  • Dostie

    tele.skier,
    Y’all just gotta “believe” before you can “see” that TTS will work for you. Otherwise… Besides, TTS is still a work in progress and if you can save the functionality of the NTN Freeride (theoretically finalized), think how much LESS work you might need to invest to optimize TTS? Or is that not enough challenge for you?

  • http://ThompsonPass.Com/ Matt Kinney

    Ah some musing…

    Since the NTN thing was invented, I’ve happily worn out three pairs of boots and free pivots (though weighty…).But fewer teleskiers means less demand and work shop innovations may be what saves the sport as it did with plastic cuffs innovations, which jump started plastic boots….and yes later, the AT surge.(Gee thanks telekskiers! Its hard to explain.)

    Something will click in the tele binding world. It took us forever to add free pivot (Gee thanks AT skiers!). We have experience with the “duh” phases in our long history (and painful!)Ode to the few, the knee-benders and innovators with man-caves and tools.

    Again a tele binding with optional lock down heels so we can alpine turn when needed. Just a little switch attached to the heel you punch with a pole. I see it my dreams. Tele skiers who abandoned(sic) the sport since the AT evolution might bite at such a versatile binding on those sick powder days when it’s too deep to have two tips forward. ;-)

  • tele_skier

    Dostie,
    The Freeride has been completely superceded as a touring binding by the Freedom binding.

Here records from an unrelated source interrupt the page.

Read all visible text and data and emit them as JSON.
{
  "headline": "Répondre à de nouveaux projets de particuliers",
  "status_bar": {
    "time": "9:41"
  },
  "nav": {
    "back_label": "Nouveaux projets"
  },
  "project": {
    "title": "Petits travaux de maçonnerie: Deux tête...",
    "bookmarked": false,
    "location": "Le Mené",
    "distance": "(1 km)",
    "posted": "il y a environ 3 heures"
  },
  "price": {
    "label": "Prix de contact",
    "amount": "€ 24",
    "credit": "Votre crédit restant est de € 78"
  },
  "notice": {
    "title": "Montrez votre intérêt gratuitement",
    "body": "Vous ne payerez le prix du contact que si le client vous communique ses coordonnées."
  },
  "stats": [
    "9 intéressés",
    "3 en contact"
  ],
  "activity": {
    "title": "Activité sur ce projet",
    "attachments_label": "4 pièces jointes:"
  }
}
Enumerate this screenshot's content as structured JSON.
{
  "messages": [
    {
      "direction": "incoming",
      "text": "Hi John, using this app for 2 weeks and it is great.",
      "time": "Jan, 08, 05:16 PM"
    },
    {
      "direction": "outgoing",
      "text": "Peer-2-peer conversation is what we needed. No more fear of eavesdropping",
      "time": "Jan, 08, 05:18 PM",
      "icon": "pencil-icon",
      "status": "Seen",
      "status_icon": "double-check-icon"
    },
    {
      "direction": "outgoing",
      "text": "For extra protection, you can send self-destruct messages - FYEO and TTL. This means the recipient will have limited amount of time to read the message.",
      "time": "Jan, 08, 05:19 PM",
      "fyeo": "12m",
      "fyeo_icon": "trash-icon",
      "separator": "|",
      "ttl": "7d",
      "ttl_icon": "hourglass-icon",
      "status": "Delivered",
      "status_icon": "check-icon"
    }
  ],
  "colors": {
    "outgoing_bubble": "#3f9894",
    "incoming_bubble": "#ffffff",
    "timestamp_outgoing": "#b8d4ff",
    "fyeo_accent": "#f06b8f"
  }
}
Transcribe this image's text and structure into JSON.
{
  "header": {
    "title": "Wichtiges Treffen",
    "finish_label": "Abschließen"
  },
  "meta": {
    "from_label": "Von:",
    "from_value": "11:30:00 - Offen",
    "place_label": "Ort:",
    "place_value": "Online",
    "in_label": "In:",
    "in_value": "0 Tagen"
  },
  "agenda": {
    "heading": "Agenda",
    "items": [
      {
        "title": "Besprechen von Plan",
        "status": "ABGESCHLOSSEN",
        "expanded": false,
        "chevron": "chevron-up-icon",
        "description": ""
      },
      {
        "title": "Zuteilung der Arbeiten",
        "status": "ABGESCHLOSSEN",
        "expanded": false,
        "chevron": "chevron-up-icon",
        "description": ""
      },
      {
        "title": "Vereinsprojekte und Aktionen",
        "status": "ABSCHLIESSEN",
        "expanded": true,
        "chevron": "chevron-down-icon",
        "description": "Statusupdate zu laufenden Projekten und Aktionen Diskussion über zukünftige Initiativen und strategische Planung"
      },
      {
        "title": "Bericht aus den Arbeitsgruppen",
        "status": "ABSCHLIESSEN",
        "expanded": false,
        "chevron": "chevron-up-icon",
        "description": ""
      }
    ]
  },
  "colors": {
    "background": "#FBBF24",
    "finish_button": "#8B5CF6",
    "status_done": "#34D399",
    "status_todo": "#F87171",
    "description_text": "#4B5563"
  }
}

My modified bindings don’t tour as well as the Freedoms simply because my modified Freeride’s don’t have as good of a range of motion and are heavier than the NTN Freedom’s. The actual resistance in tour mode is about the same for both bindings (my modified and the Freedom’s) because Rottefella also reduced the
    tension of the spring that throws opens the Freedom binding (as did I in my modified binding) which also reduces the force resisting the boot in tour mode to almost zero.

    The Freedom is excellent (although one of my bindings broke skiing in-bounds when the elastomer popped out). After getting replacement bindings, I’ve had no issues since and I am really loving the NTN Freedom binding. I installed inserts in both pairs of my dedicated touring skis so I can remove or add the brakes for touring or resort skiing and I can also move the One pair of bindings from my winter
    touring skis to my summer skis and have one less binding to buy… I am really happy with the NTN Freedom so far.

    The only thing I didn’t like about the NTN Freedom is the binding’s ramp angle. Since I like my boot cuff locked in the most upright position, the ramp angle of the binding put my hips in the “back seat” position. I cured it by adding a 3/16th shim under the heel and now the Freedom feels just like the Freeride. With my boot cuffs locked in the most upright position, I have a tall neutral stance with my hips in a well centered, slightly forward position.

    I have said this before, but I will say it again. I love how the
    underfoot connection of NTN skis. It feels different than a heel connected tele binding and it fits my technique well. It doesn’t feel like a pogo stick spring connected to my heel. I feel like I ride the whole ski, more than drive the ski tips around with binding leverage.

    There’s a lot of people working on TTS. I don’t think that I will eclipse the years of effort that other people put into developing and testing different TTS configurations. I am just not interested in any heel connections…free the heel!

    I applaud those who’s passion for better gear drives them to pursue it through their own efforts, but sometimes the manufacturer gets it right. In my opinion the function of NTN Freedom is right. The only thing it has yet to prove is durability which is always more of a distance event than a sprint.